▶ _Entries provided_:
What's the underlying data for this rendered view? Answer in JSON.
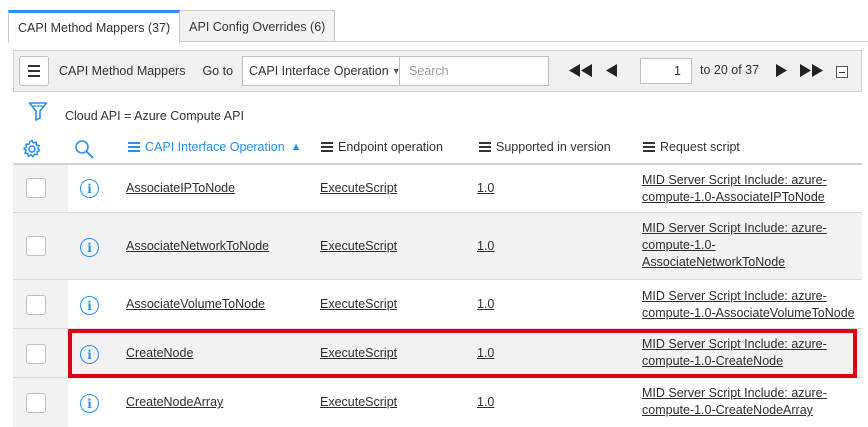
{
  "tabs": [
    {
      "label": "CAPI Method Mappers (37)",
      "active": true
    },
    {
      "label": "API Config Overrides (6)",
      "active": false
    }
  ],
  "toolbar": {
    "title": "CAPI Method Mappers",
    "goto_label": "Go to",
    "goto_field": "CAPI Interface Operation",
    "search_placeholder": "Search",
    "page_value": "1",
    "page_range": "to 20 of 37"
  },
  "filter": {
    "breadcrumb": "Cloud API = Azure Compute API"
  },
  "columns": {
    "operation": "CAPI Interface Operation",
    "endpoint": "Endpoint operation",
    "version": "Supported in version",
    "script": "Request script"
  },
  "rows": [
    {
      "operation": "AssociateIPToNode",
      "endpoint": "ExecuteScript",
      "version": "1.0",
      "script": [
        "MID Server Script Include: azure-",
        "compute-1.0-AssociateIPToNode"
      ]
    },
    {
      "operation": "AssociateNetworkToNode",
      "endpoint": "ExecuteScript",
      "version": "1.0",
      "script": [
        "MID Server Script Include: azure-",
        "compute-1.0-",
        "AssociateNetworkToNode"
      ]
    },
    {
      "operation": "AssociateVolumeToNode",
      "endpoint": "ExecuteScript",
      "version": "1.0",
      "script": [
        "MID Server Script Include: azure-",
        "compute-1.0-AssociateVolumeToNode"
      ]
    },
    {
      "operation": "CreateNode",
      "endpoint": "ExecuteScript",
      "version": "1.0",
      "script": [
        "MID Server Script Include: azure-",
        "compute-1.0-CreateNode"
      ]
    },
    {
      "operation": "CreateNodeArray",
      "endpoint": "ExecuteScript",
      "version": "1.0",
      "script": [
        "MID Server Script Include: azure-",
        "compute-1.0-CreateNodeArray"
      ]
    }
  ],
  "colors": {
    "accent": "#278efc",
    "highlight": "#e0000f",
    "alt_row": "#f2f2f2"
  },
  "icons": [
    "menu-icon",
    "first-page-icon",
    "prev-page-icon",
    "next-page-icon",
    "last-page-icon",
    "collapse-icon",
    "filter-icon",
    "gear-icon",
    "search-icon",
    "info-icon"
  ]
}
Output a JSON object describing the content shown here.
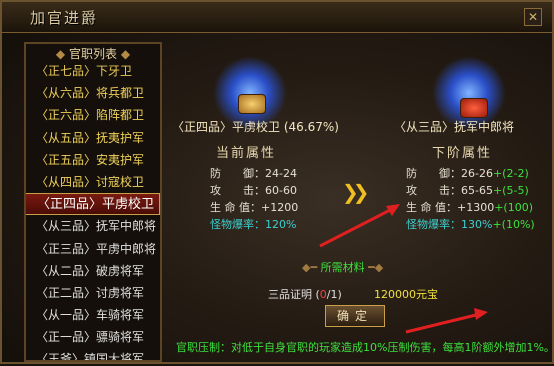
{
  "window": {
    "title": "加官进爵",
    "close_icon": "close-icon"
  },
  "list": {
    "header": "官职列表",
    "items": [
      {
        "label": "〈正七品〉下牙卫",
        "state": "partial"
      },
      {
        "label": "〈从六品〉将兵都卫",
        "state": "normal"
      },
      {
        "label": "〈正六品〉陷阵都卫",
        "state": "normal"
      },
      {
        "label": "〈从五品〉抚夷护军",
        "state": "normal"
      },
      {
        "label": "〈正五品〉安夷护军",
        "state": "normal"
      },
      {
        "label": "〈从四品〉讨寇校卫",
        "state": "normal"
      },
      {
        "label": "〈正四品〉平虏校卫",
        "state": "selected"
      },
      {
        "label": "〈从三品〉抚军中郎将",
        "state": "white"
      },
      {
        "label": "〈正三品〉平虏中郎将",
        "state": "white"
      },
      {
        "label": "〈从二品〉破虏将军",
        "state": "white"
      },
      {
        "label": "〈正二品〉讨虏将军",
        "state": "white"
      },
      {
        "label": "〈从一品〉车骑将军",
        "state": "white"
      },
      {
        "label": "〈正一品〉骠骑将军",
        "state": "white"
      },
      {
        "label": "〈王爷〉镇国大将军",
        "state": "white"
      }
    ]
  },
  "current": {
    "rank": "〈正四品〉平虏校卫",
    "progress": "(46.67%)",
    "section_title": "当前属性",
    "stats": {
      "defense_label": "防　　御：",
      "defense": "24-24",
      "attack_label": "攻　　击：",
      "attack": "60-60",
      "hp_label": "生 命 值：",
      "hp": "+1200",
      "crit_label": "怪物爆率：",
      "crit": "120%"
    }
  },
  "next": {
    "rank": "〈从三品〉抚军中郎将",
    "section_title": "下阶属性",
    "stats": {
      "defense_label": "防　　御：",
      "defense": "26-26",
      "defense_up": "+(2-2)",
      "attack_label": "攻　　击：",
      "attack": "65-65",
      "attack_up": "+(5-5)",
      "hp_label": "生 命 值：",
      "hp": "+1300",
      "hp_up": "+(100)",
      "crit_label": "怪物爆率：",
      "crit": "130%",
      "crit_up": "+(10%)"
    }
  },
  "materials": {
    "title": "所需材料",
    "item_name": "三品证明",
    "item_count_have": "0",
    "item_count_need": "1",
    "cost": "120000元宝"
  },
  "confirm_label": "确定",
  "footer": "官职压制：对低于自身官职的玩家造成10%压制伤害，每高1阶额外增加1%。",
  "colors": {
    "accent_gold": "#c9a048",
    "green": "#3ee03e",
    "yellow": "#f0d25a"
  }
}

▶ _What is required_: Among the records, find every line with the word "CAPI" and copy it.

▶ _Task answer_:
      "label": "CAPI Method Mappers (37)",
    "title": "CAPI Method Mappers",
    "goto_field": "CAPI Interface Operation",
    "operation": "CAPI Interface Operation",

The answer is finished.